Apple turns to TSMC for in-house 5G iPhone modem

For years now, we've seen Apple attempt to move away from Qualcomm by producing its own computing components in-house. However, one component that still ties Apple to Qualcomm is a big one in the mobile world: modems. While Apple's iPhones use the company's own System-on-chip (SoC) (or as Apple calls them, "Chips"), Apple is still using Qualcomm-made modems in its phones, but that's something that could change in 2023 thanks to a new team-up with the Taiwan Semiconductor Manufacturing Company (TSMC).

Apple looks to TSMC for 5G modems

We've known that Apple is looking to move away from Qualcomm and create modems in-house for months now. We didn't know how Apple plans to produce those modems when it's ready to make the switch. Today, Nikkei Asia reports that Apple has partnered with TSMC to produce these new 5G modems, which could start appearing in iPhones in 2023.

Nikkei Asia learned this information from four unnamed sources with knowledge of Apple's plans, who say that Apple will first start designing the modems using TSMC's 5nm process before moving onto the foundry's 4nm process for mass production. The idea, it seems, is to integrate these 5G modems (which will include radio frequency and millimeter wave modules) with its mobile processors, making for a mobile SoC comprised of in-house components.

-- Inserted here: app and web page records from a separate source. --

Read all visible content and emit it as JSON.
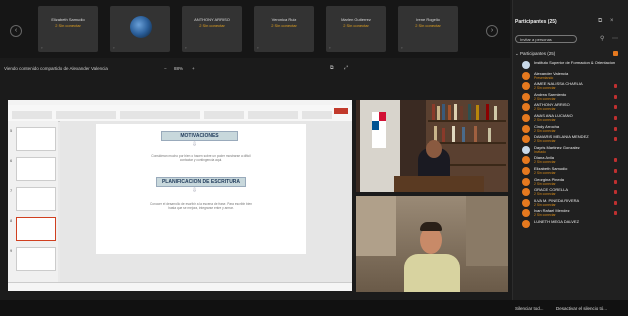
{
  "tiles": [
    {
      "name": "Elizabeth Samudio",
      "status": "2 Sin conectar"
    },
    {
      "name": "",
      "status": ""
    },
    {
      "name": "ANTHONY ARRISO",
      "status": "2 Sin conectar"
    },
    {
      "name": "Veronica Ruiz",
      "status": "2 Sin conectar"
    },
    {
      "name": "Marlen Gutierrez",
      "status": "2 Sin conectar"
    },
    {
      "name": "Irene Rogelio",
      "status": "2 Sin conectar"
    }
  ],
  "share_bar": {
    "label": "Viendo contenido compartido de Alexander Valencia",
    "zoom": "88%"
  },
  "slide": {
    "heading1": "MOTIVACIONES",
    "para1": "Consideran mucho por bien o hacen sobre un poder mostrarse a dificil contactar y contingencia aqui.",
    "heading2": "PLANIFICACION DE ESCRITURA",
    "para2": "Conocer el desarrollo de escribir a la escena de frase. Para escribir bien hasta que se mejora, integrarse entre y armar."
  },
  "thumb_numbers": [
    "5",
    "6",
    "7",
    "8",
    "9"
  ],
  "panel": {
    "title": "Participantes (25)",
    "search_placeholder": "Invitar a personas",
    "section": "Participantes (25)"
  },
  "participants": [
    {
      "name": "Instituto Superior de Formacion & Orientacion",
      "status": "",
      "avatar": "light"
    },
    {
      "name": "Alexander Valencia",
      "status": "Presentando",
      "avatar": "orange"
    },
    {
      "name": "AIMEE NALISSA CHARLIA",
      "status": "2 Sin conectar",
      "avatar": "orange"
    },
    {
      "name": "Andrea Sarmiento",
      "status": "2 Sin conectar",
      "avatar": "orange"
    },
    {
      "name": "ANTHONY ARRISO",
      "status": "2 Sin conectar",
      "avatar": "orange"
    },
    {
      "name": "ANAS ANA LUCIANO",
      "status": "2 Sin conectar",
      "avatar": "orange"
    },
    {
      "name": "Cindy Arrocha",
      "status": "2 Sin conectar",
      "avatar": "orange"
    },
    {
      "name": "DAMARIS MELANIA MENDEZ",
      "status": "2 Sin conectar",
      "avatar": "orange"
    },
    {
      "name": "Dayris Martinez Gonzalez",
      "status": "Invitado",
      "avatar": "light"
    },
    {
      "name": "Diana Avila",
      "status": "2 Sin conectar",
      "avatar": "orange"
    },
    {
      "name": "Elizabeth Samudio",
      "status": "2 Sin conectar",
      "avatar": "orange"
    },
    {
      "name": "Georgina Pineda",
      "status": "2 Sin conectar",
      "avatar": "orange"
    },
    {
      "name": "GRACE CORELLA",
      "status": "2 Sin conectar",
      "avatar": "orange"
    },
    {
      "name": "ILVA M. PINEDA RIVERA",
      "status": "2 Sin conectar",
      "avatar": "orange"
    },
    {
      "name": "Ivan Rafael Mendez",
      "status": "2 Sin conectar",
      "avatar": "orange"
    },
    {
      "name": "LUNETH MEGA DALVEZ",
      "status": "",
      "avatar": "orange"
    }
  ],
  "bottom": {
    "left_text": "Silenciar tod...",
    "right_text": "Desactivar el silencio tó..."
  },
  "colors": {
    "accent": "#e5791f",
    "status": "#d58a1a",
    "background": "#1b1b1b"
  }
}
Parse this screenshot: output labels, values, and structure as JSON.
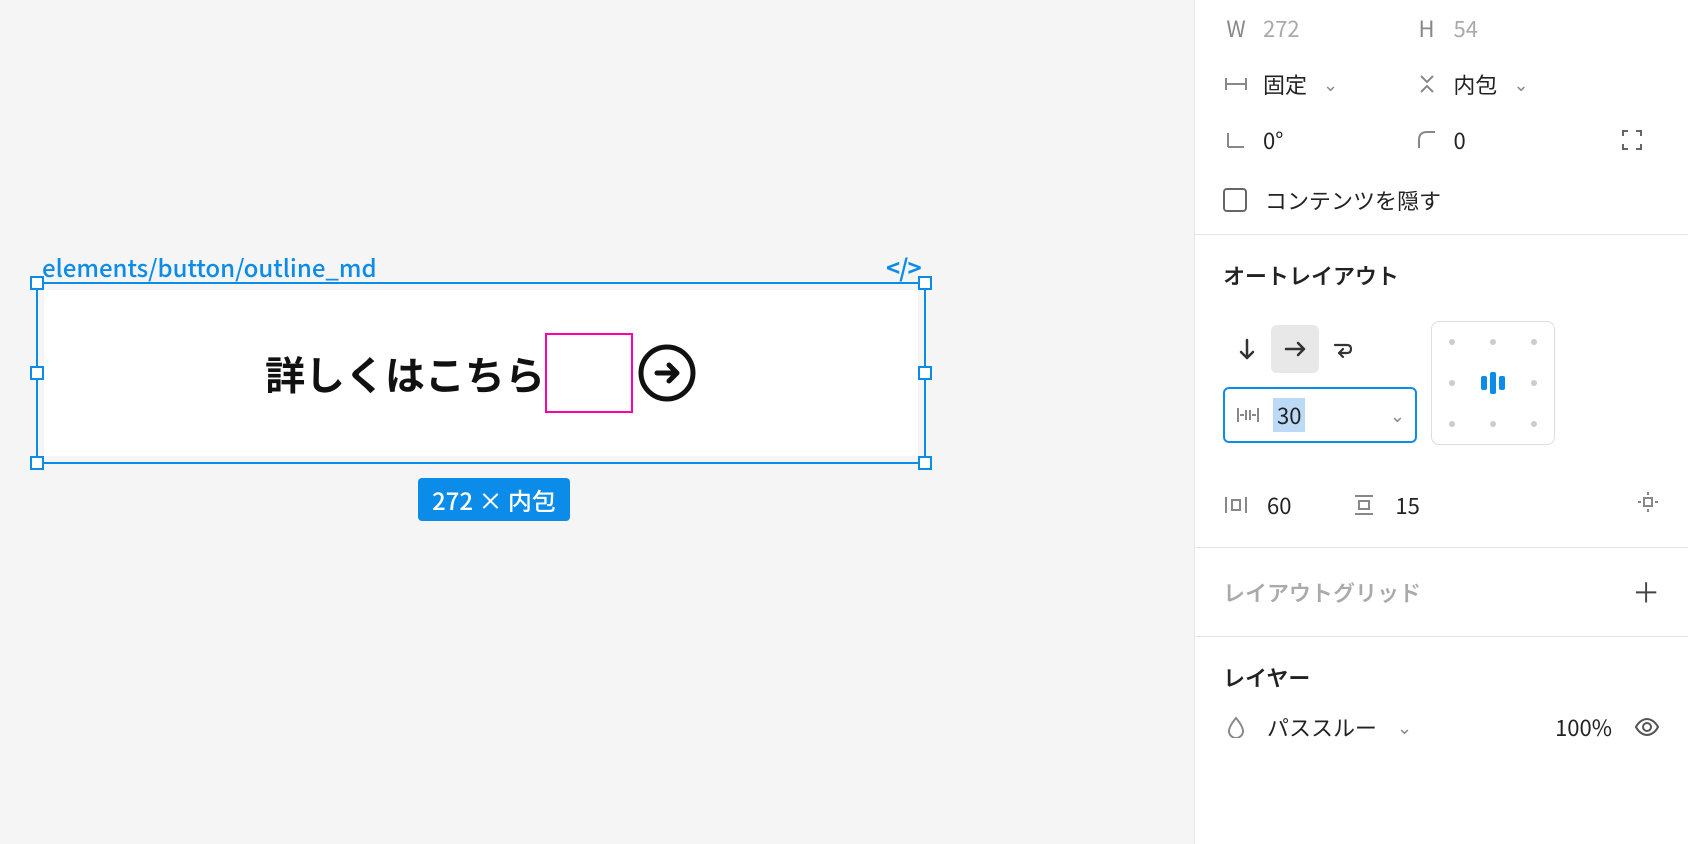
{
  "canvas": {
    "component_name": "elements/button/outline_md",
    "dev_badge": "</>",
    "button_text": "詳しくはこちら",
    "dimensions_badge": "272 × 内包"
  },
  "panel": {
    "size": {
      "w_label": "W",
      "w_value": "272",
      "h_label": "H",
      "h_value": "54"
    },
    "width_mode": "固定",
    "height_mode": "内包",
    "rotation": "0°",
    "corner_radius": "0",
    "clip_content": "コンテンツを隠す",
    "autolayout": {
      "title": "オートレイアウト",
      "spacing": "30",
      "h_padding": "60",
      "v_padding": "15"
    },
    "layout_grid": {
      "title": "レイアウトグリッド"
    },
    "layer": {
      "title": "レイヤー",
      "blend_mode": "パススルー",
      "opacity": "100%"
    }
  }
}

Neither Apple nor TSMC have made an on-record public comment on this report, so we'll need to wait for anything more official. Still, if Apple is looking to make in-house 5G modems for its phones, TSMC is a logical choice for a manufacturing partner, considering that it already makes a significant portion of the world's processors each year.

Benefits for Apple and maybe even consumers

For Apple, the benefits of tapping TSMC for in-house modem production are pretty straightforward. First, successfully developing a modem of its own design means it can stop paying Qualcomm fees for the modems it produces. When you sell as many phones as Apple does, those fees can wind up becoming a big pile of money that Apple probably wants to reclaim.

As Nikkei Asia points out in its report today, the second major benefit is that Apple can have better control over hardware integration as it makes more components in-house. This, in turn, means that Apple could increase efficiency without necessarily having to raise prices to achieve that bump.

Increased hardware efficiency can be a good thing for customers, so long as Apple doesn't use that increased efficiency to justify raising prices on its already expensive products. Assuming reports of Apple's team-up with TSMC are accurate, then we should see Apple reveal in-house 5G modems for its 2023 iPhones, so we'll watch for official confirmation until then.